Where does the string "Lorem" occur in the records below? Copy every line that holds it.

#####

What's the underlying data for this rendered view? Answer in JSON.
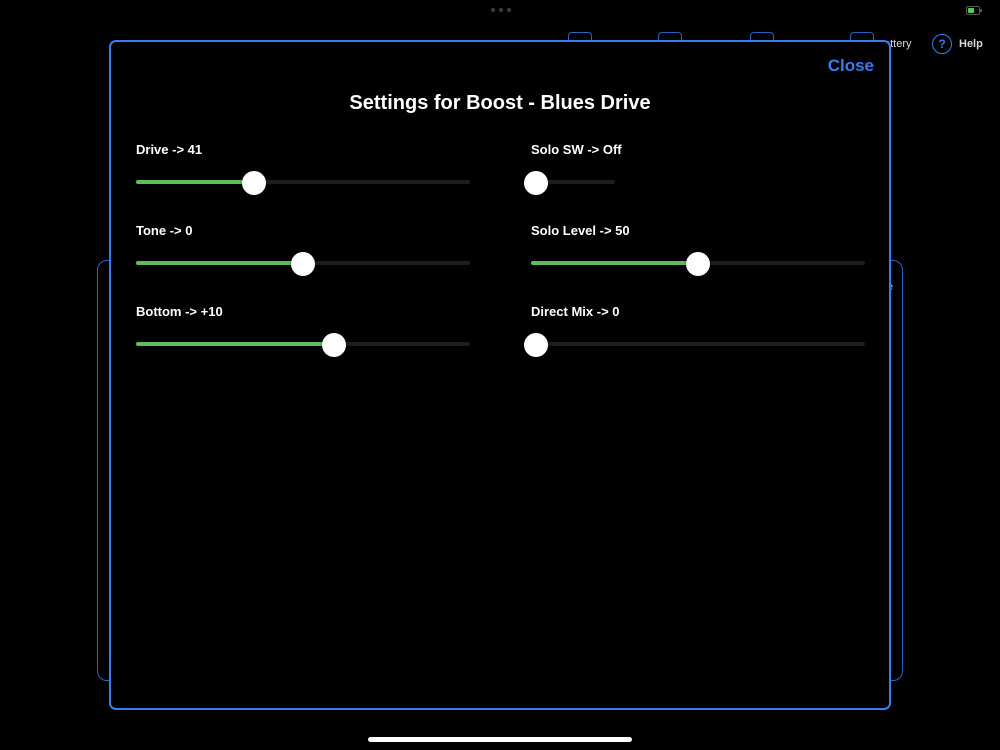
{
  "background": {
    "battery_label": "attery",
    "help_label": "Help",
    "help_glyph": "?",
    "panel_char": "e"
  },
  "modal": {
    "title": "Settings for Boost - Blues Drive",
    "close_label": "Close"
  },
  "parameters": {
    "drive": {
      "label": "Drive -> 41",
      "level": 0.35
    },
    "tone": {
      "label": "Tone -> 0",
      "level": 0.5
    },
    "bottom": {
      "label": "Bottom -> +10",
      "level": 0.595
    },
    "solo_sw": {
      "label": "Solo SW -> Off",
      "level": 0.0
    },
    "solo_level": {
      "label": "Solo Level -> 50",
      "level": 0.5
    },
    "direct_mix": {
      "label": "Direct Mix -> 0",
      "level": 0.0
    }
  },
  "colors": {
    "accent": "#3b7bf0",
    "slider_fill": "#5cbf5c",
    "slider_track": "#1e1e1e"
  }
}
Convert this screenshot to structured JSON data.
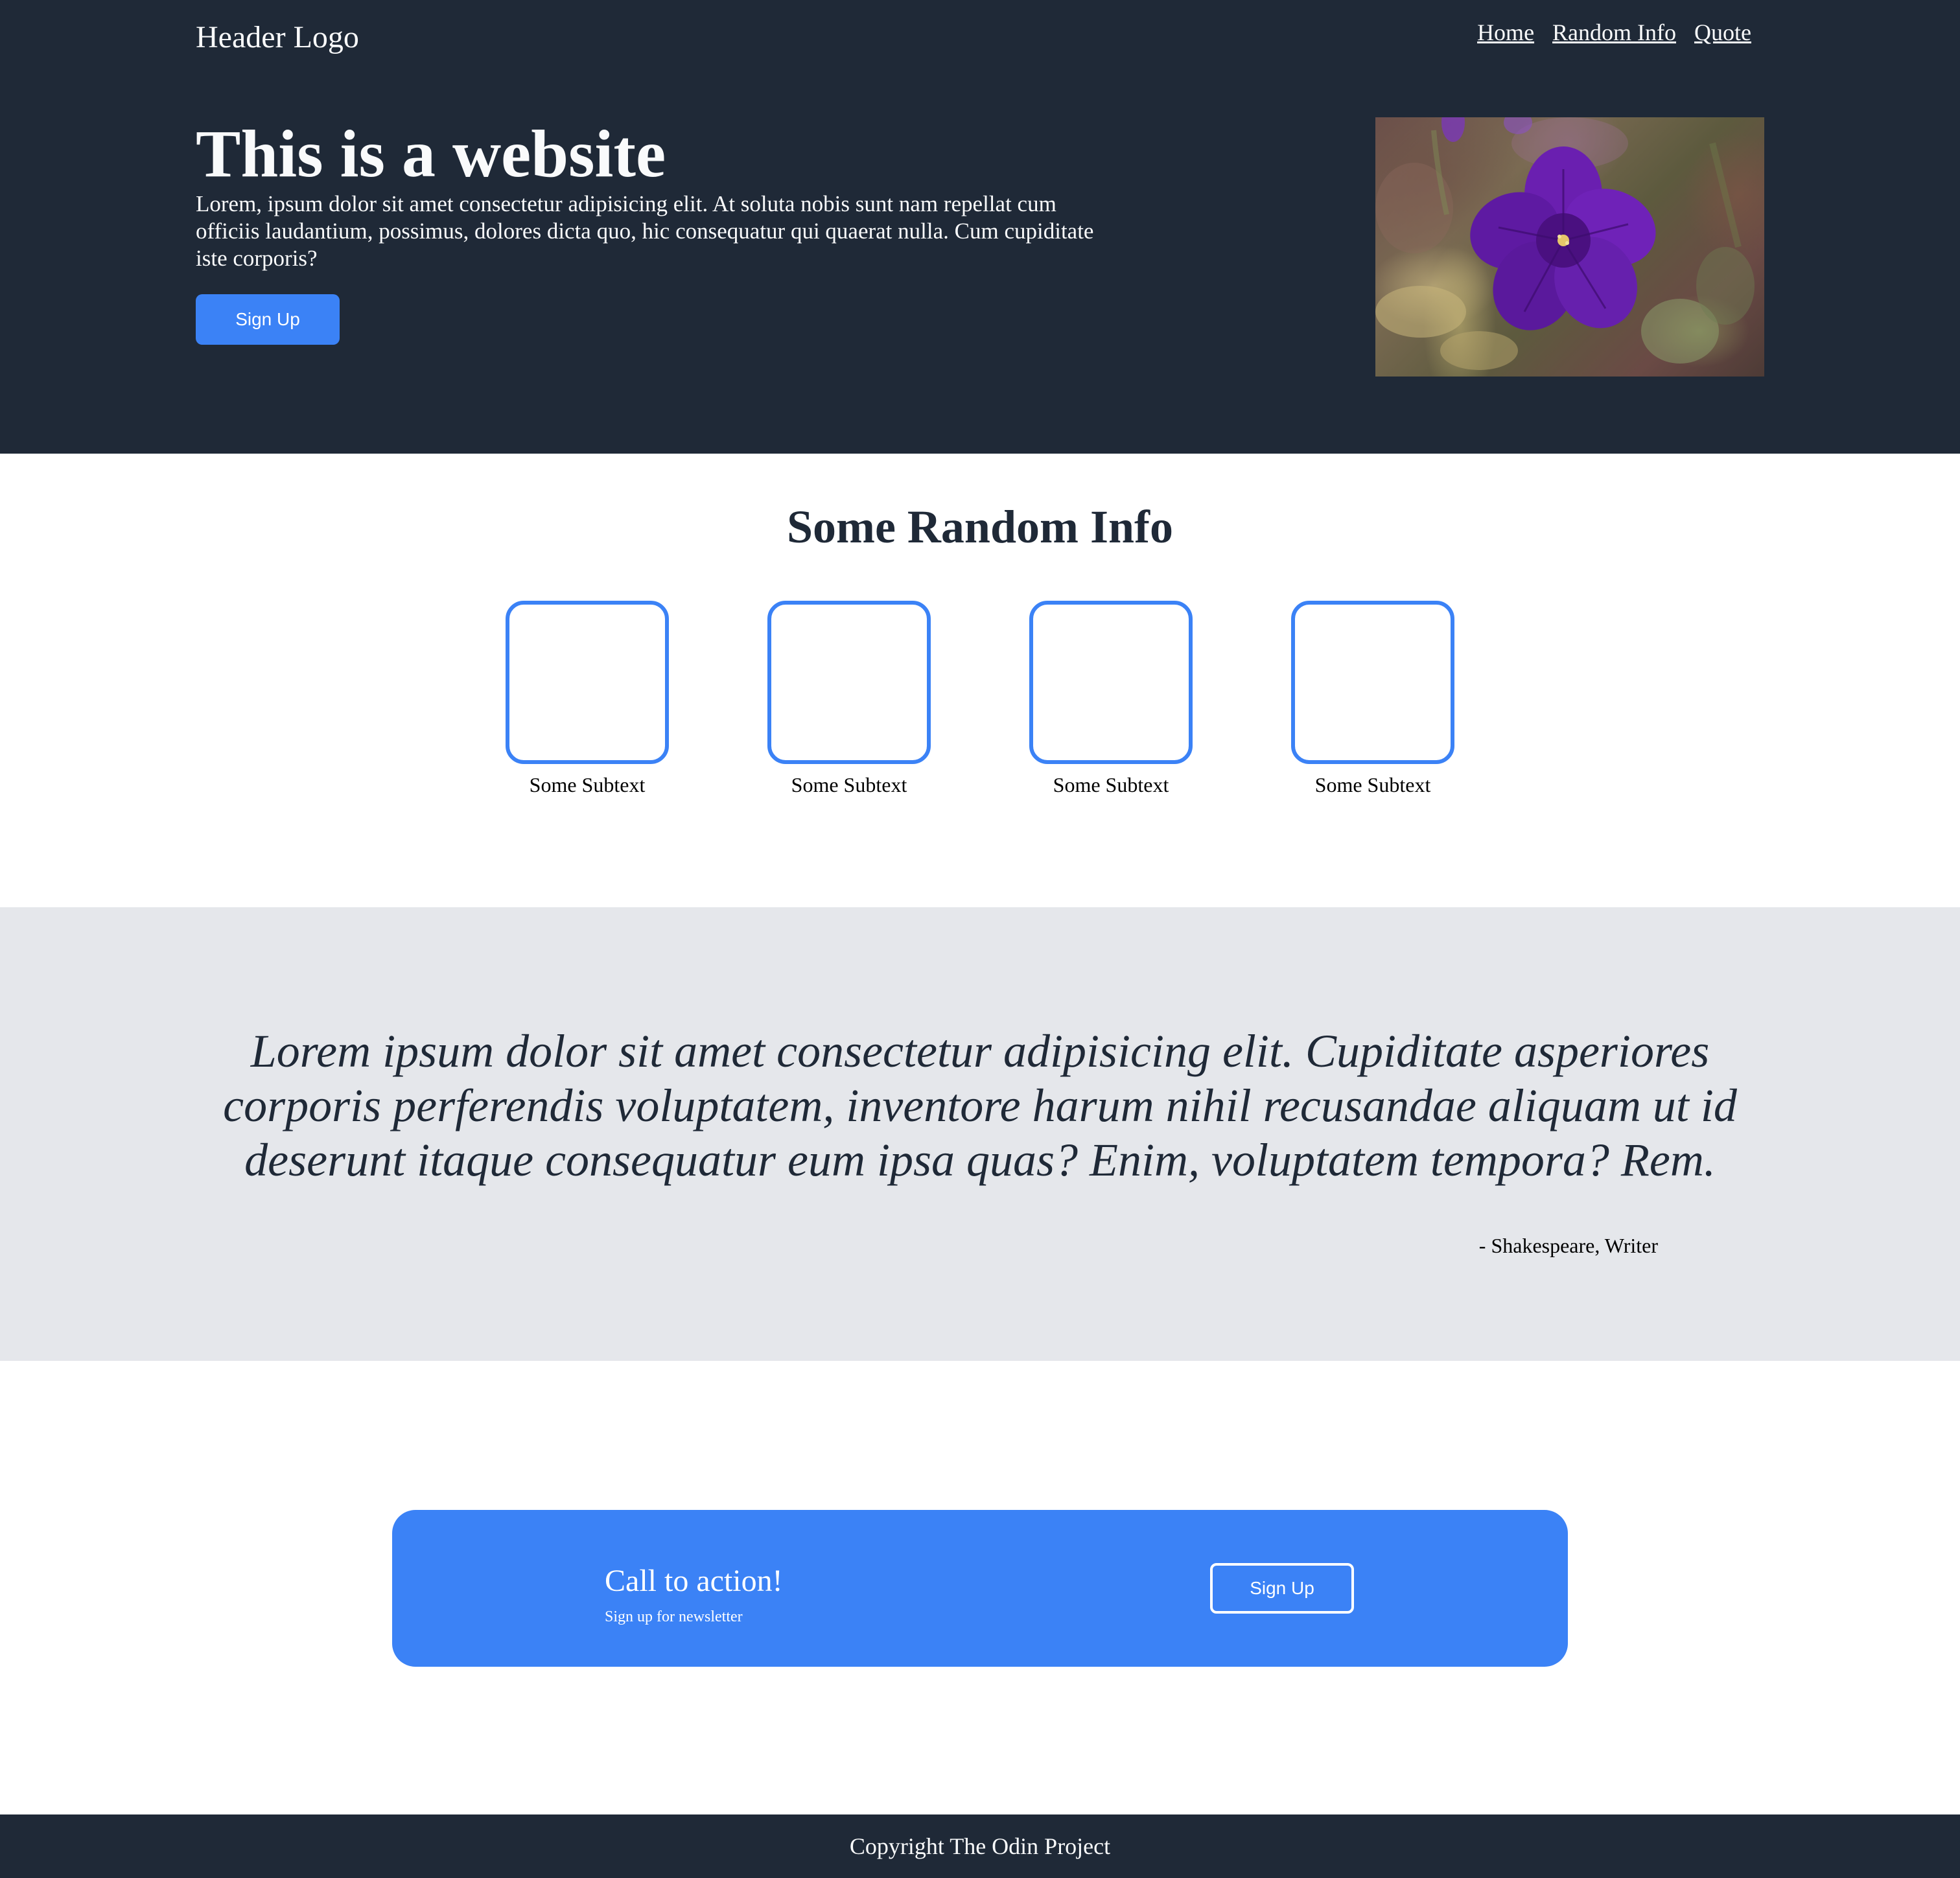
{
  "header": {
    "logo": "Header Logo",
    "nav": [
      "Home",
      "Random Info",
      "Quote"
    ]
  },
  "hero": {
    "title": "This is a website",
    "text": "Lorem, ipsum dolor sit amet consectetur adipisicing elit. At soluta nobis sunt nam repellat cum officiis laudantium, possimus, dolores dicta quo, hic consequatur qui quaerat nulla. Cum cupiditate iste corporis?",
    "button_label": "Sign Up",
    "image_icon": "purple-flower-photo"
  },
  "info": {
    "title": "Some Random Info",
    "cards": [
      {
        "subtext": "Some Subtext"
      },
      {
        "subtext": "Some Subtext"
      },
      {
        "subtext": "Some Subtext"
      },
      {
        "subtext": "Some Subtext"
      }
    ]
  },
  "quote": {
    "text": "Lorem ipsum dolor sit amet consectetur adipisicing elit. Cupiditate asperiores corporis perferendis voluptatem, inventore harum nihil recusandae aliquam ut id deserunt itaque consequatur eum ipsa quas? Enim, voluptatem tempora? Rem.",
    "author": "- Shakespeare, Writer"
  },
  "cta": {
    "title": "Call to action!",
    "subtitle": "Sign up for newsletter",
    "button_label": "Sign Up"
  },
  "footer": {
    "text": "Copyright The Odin Project"
  },
  "colors": {
    "dark": "#1f2937",
    "accent": "#3b82f6",
    "light_gray": "#e5e7eb",
    "white": "#ffffff"
  }
}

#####

Solution:
    "text": "Lorem, ipsum dolor sit amet consectetur adipisicing elit. At soluta nobis sunt nam repellat cum officiis laudantium, possimus, dolores dicta quo, hic consequatur qui quaerat nulla. Cum cupiditate iste corporis?",
    "text": "Lorem ipsum dolor sit amet consectetur adipisicing elit. Cupiditate asperiores corporis perferendis voluptatem, inventore harum nihil recusandae aliquam ut id deserunt itaque consequatur eum ipsa quas? Enim, voluptatem tempora? Rem.",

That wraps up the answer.